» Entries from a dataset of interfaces
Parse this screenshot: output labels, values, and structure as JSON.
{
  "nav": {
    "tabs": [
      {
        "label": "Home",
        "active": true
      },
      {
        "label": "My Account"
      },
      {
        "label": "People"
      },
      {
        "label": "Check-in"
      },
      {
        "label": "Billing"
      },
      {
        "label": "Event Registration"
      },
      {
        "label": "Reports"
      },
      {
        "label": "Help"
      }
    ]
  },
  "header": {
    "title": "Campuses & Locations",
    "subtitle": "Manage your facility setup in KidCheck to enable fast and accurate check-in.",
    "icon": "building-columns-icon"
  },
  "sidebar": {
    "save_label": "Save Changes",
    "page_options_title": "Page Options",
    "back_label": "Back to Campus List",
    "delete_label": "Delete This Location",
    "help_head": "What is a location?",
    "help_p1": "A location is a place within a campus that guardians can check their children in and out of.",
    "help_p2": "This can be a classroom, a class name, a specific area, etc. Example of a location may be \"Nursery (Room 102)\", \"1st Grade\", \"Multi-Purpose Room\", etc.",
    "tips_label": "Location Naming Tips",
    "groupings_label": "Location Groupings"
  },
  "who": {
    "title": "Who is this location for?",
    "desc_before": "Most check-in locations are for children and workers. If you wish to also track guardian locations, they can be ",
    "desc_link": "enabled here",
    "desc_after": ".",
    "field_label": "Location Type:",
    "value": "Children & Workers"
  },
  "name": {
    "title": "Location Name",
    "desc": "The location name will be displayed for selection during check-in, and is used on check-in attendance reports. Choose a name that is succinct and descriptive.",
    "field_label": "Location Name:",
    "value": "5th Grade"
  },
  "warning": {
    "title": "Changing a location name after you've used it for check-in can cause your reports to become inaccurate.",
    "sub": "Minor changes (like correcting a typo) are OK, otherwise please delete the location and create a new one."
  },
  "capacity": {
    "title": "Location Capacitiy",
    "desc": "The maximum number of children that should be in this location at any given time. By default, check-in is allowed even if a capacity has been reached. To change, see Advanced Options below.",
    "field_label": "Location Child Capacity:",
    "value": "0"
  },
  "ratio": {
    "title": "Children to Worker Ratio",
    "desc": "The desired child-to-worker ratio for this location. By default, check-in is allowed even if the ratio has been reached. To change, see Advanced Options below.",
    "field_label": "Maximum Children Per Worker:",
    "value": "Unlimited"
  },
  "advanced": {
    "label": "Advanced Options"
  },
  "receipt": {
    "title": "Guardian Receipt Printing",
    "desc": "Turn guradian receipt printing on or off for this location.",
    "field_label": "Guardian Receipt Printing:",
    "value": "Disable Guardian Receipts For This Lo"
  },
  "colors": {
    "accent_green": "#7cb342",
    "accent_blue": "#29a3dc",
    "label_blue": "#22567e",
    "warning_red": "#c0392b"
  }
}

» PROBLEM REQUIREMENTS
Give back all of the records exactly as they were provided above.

» YOUR SOLUTION
Parse this screenshot: output labels, values, and structure as JSON.
{
  "nav": {
    "tabs": [
      {
        "label": "Home",
        "active": true
      },
      {
        "label": "My Account"
      },
      {
        "label": "People"
      },
      {
        "label": "Check-in"
      },
      {
        "label": "Billing"
      },
      {
        "label": "Event Registration"
      },
      {
        "label": "Reports"
      },
      {
        "label": "Help"
      }
    ]
  },
  "header": {
    "title": "Campuses & Locations",
    "subtitle": "Manage your facility setup in KidCheck to enable fast and accurate check-in.",
    "icon": "building-columns-icon"
  },
  "sidebar": {
    "save_label": "Save Changes",
    "page_options_title": "Page Options",
    "back_label": "Back to Campus List",
    "delete_label": "Delete This Location",
    "help_head": "What is a location?",
    "help_p1": "A location is a place within a campus that guardians can check their children in and out of.",
    "help_p2": "This can be a classroom, a class name, a specific area, etc. Example of a location may be \"Nursery (Room 102)\", \"1st Grade\", \"Multi-Purpose Room\", etc.",
    "tips_label": "Location Naming Tips",
    "groupings_label": "Location Groupings"
  },
  "who": {
    "title": "Who is this location for?",
    "desc_before": "Most check-in locations are for children and workers. If you wish to also track guardian locations, they can be ",
    "desc_link": "enabled here",
    "desc_after": ".",
    "field_label": "Location Type:",
    "value": "Children & Workers"
  },
  "name": {
    "title": "Location Name",
    "desc": "The location name will be displayed for selection during check-in, and is used on check-in attendance reports. Choose a name that is succinct and descriptive.",
    "field_label": "Location Name:",
    "value": "5th Grade"
  },
  "warning": {
    "title": "Changing a location name after you've used it for check-in can cause your reports to become inaccurate.",
    "sub": "Minor changes (like correcting a typo) are OK, otherwise please delete the location and create a new one."
  },
  "capacity": {
    "title": "Location Capacitiy",
    "desc": "The maximum number of children that should be in this location at any given time. By default, check-in is allowed even if a capacity has been reached. To change, see Advanced Options below.",
    "field_label": "Location Child Capacity:",
    "value": "0"
  },
  "ratio": {
    "title": "Children to Worker Ratio",
    "desc": "The desired child-to-worker ratio for this location. By default, check-in is allowed even if the ratio has been reached. To change, see Advanced Options below.",
    "field_label": "Maximum Children Per Worker:",
    "value": "Unlimited"
  },
  "advanced": {
    "label": "Advanced Options"
  },
  "receipt": {
    "title": "Guardian Receipt Printing",
    "desc": "Turn guradian receipt printing on or off for this location.",
    "field_label": "Guardian Receipt Printing:",
    "value": "Disable Guardian Receipts For This Lo"
  },
  "colors": {
    "accent_green": "#7cb342",
    "accent_blue": "#29a3dc",
    "label_blue": "#22567e",
    "warning_red": "#c0392b"
  }
}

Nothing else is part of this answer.